* Rebecca Anzel at Capitol News Illinois…
McHenry County is the sole subject of legislation giving its voters an option to dissolve township government. It is an effort by a state lawmaker to cut residents’ property taxes by eliminating what he calls “unnecessary” levels of government.
If the experiment goes well there, in the sixth most populous county in the state, Rep. David McSweeney said the next step would be to give the rest of Illinois the ability to get rid of township governments. […]
But the measure is contentious even in McHenry County, where some officials expressed frustration McSweeney did not ask if such a provision was needed. Others said they worry what the impacts would be if McSweeney’s bill becomes law — there has not been a recent study providing a clear analysis. […]
“There are hypocrites on the Republican side who support lower property taxes but not consolidation of unnecessary units of government. It’s a real eye-opener,” McSweeney said. “I’m glad to have bipartisan support, though.”
His Republican colleague, Rep. Steven Reick, disagreed with that assessment. From Woodstock, Reick is the only representative whose district falls completely within the boundaries of McHenry County. He voted against the legislation.
“If I’m a hypocrite, I don’t know where that’s coming from,” Reick said. “I believe in cutting property taxes, but the fact is, this bill does not do that.”
Go read the whole thing. It’s a very good deep-dive.
Illinois, by the way, has 1,428 townships.
* Illinois’ new Tobacco 21 law might be having a national impact…
Facing criticism for selling tobacco to minors, Walgreens announced Tuesday that it will now sell tobacco products only to customers age 21 and older.
The new policy will go into effect Sept. 1 across the Deerfield-based chain’s more than 9,500 stores.
The announcement comes about two months after the U.S. Food and Drug Administration said Walgreens had the worst track record among all pharmacies when it comes to selling tobacco products to minors. About 22 percent of the more than 6,300 Walgreens stores the FDA inspected since 2010 had illegally sold the products to young people, the agency said at the time.
* Some of these apps are just ridiculously invasive…
Is that smart device listening to your children?
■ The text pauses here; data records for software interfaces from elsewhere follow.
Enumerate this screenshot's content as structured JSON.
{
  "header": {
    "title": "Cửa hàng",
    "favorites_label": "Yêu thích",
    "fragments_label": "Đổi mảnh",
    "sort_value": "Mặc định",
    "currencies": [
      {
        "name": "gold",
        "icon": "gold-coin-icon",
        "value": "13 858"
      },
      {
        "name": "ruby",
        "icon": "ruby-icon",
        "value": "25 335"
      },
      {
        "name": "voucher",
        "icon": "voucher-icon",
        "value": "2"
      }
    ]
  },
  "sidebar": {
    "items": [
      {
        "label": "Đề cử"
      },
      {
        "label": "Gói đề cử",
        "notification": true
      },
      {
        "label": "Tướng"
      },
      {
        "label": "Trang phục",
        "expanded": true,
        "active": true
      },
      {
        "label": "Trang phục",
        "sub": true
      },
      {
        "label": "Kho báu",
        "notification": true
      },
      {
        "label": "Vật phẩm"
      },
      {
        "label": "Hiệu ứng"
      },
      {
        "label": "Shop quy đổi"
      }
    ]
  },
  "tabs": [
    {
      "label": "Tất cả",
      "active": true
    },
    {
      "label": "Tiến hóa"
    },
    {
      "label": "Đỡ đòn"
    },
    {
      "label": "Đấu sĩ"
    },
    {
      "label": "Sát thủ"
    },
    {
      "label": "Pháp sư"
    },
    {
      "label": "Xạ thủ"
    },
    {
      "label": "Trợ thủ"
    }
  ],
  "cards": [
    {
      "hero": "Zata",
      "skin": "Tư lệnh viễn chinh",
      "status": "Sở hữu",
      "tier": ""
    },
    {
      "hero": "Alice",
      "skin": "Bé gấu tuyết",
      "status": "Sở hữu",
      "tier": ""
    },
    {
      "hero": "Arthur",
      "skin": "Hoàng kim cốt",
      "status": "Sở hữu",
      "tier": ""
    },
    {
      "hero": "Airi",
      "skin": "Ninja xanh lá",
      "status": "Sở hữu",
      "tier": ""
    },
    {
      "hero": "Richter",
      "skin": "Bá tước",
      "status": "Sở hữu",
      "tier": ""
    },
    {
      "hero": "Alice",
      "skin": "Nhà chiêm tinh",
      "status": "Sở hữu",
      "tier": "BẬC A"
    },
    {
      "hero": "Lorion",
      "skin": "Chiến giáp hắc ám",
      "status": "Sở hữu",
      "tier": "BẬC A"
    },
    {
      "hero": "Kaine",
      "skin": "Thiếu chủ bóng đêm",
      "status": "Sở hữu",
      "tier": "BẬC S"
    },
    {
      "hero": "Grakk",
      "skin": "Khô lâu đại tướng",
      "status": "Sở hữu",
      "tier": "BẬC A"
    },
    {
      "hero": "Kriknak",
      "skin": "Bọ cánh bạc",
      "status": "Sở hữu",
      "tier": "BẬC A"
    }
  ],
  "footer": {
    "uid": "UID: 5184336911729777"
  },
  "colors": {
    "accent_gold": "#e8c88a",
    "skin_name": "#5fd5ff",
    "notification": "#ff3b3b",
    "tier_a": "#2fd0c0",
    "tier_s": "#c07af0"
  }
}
A measure advancing through the Illinois legislature would require companies to let consumers know.
Public Interest Research Group Director Abe Scarr said the Keep Internet Devices Safe Act that passed the Senate is simple: Parents and consumers need to know when their smart devices are listening.
“We know some level of this activity is happening and we think that families and parents deserve to know if they’re being listened to and that’s all that the bill does,” Scarr said.
Senate sponsor state Sen. Cristina Castro, D-Elgin, said there are a few things to hammer out with the tech companies opposed to the measure.
“We’re trying to kind of meet and trying to accomplish in making sure that consumers are aware in how their information is going to be used, but also make sure that the business community and the internet providers understand and it’s very clear,” Castro said.
Both Scarr and Castro shared a story about a professional basketball team using a smartphone application that turned individual cell phone microphones on to let the app know where at the stadium the user was.
“They may not even be listening to your conversation per se, they’re listening for signals in the department store or in the arena to know where you are so they can send you push notifications,” Scarr said. “There’s been some documented apps that are listening to what you are watching on your television so they can have a sense of where you are, your consumer demographic so they can better sell advertisements to you.”
I finally figured out how to turn off the notification from Walgreens that set off an alarm on my phone when I drove by one of their stores.
* Other bills…
* House bill could grant both SIU student trustees a vote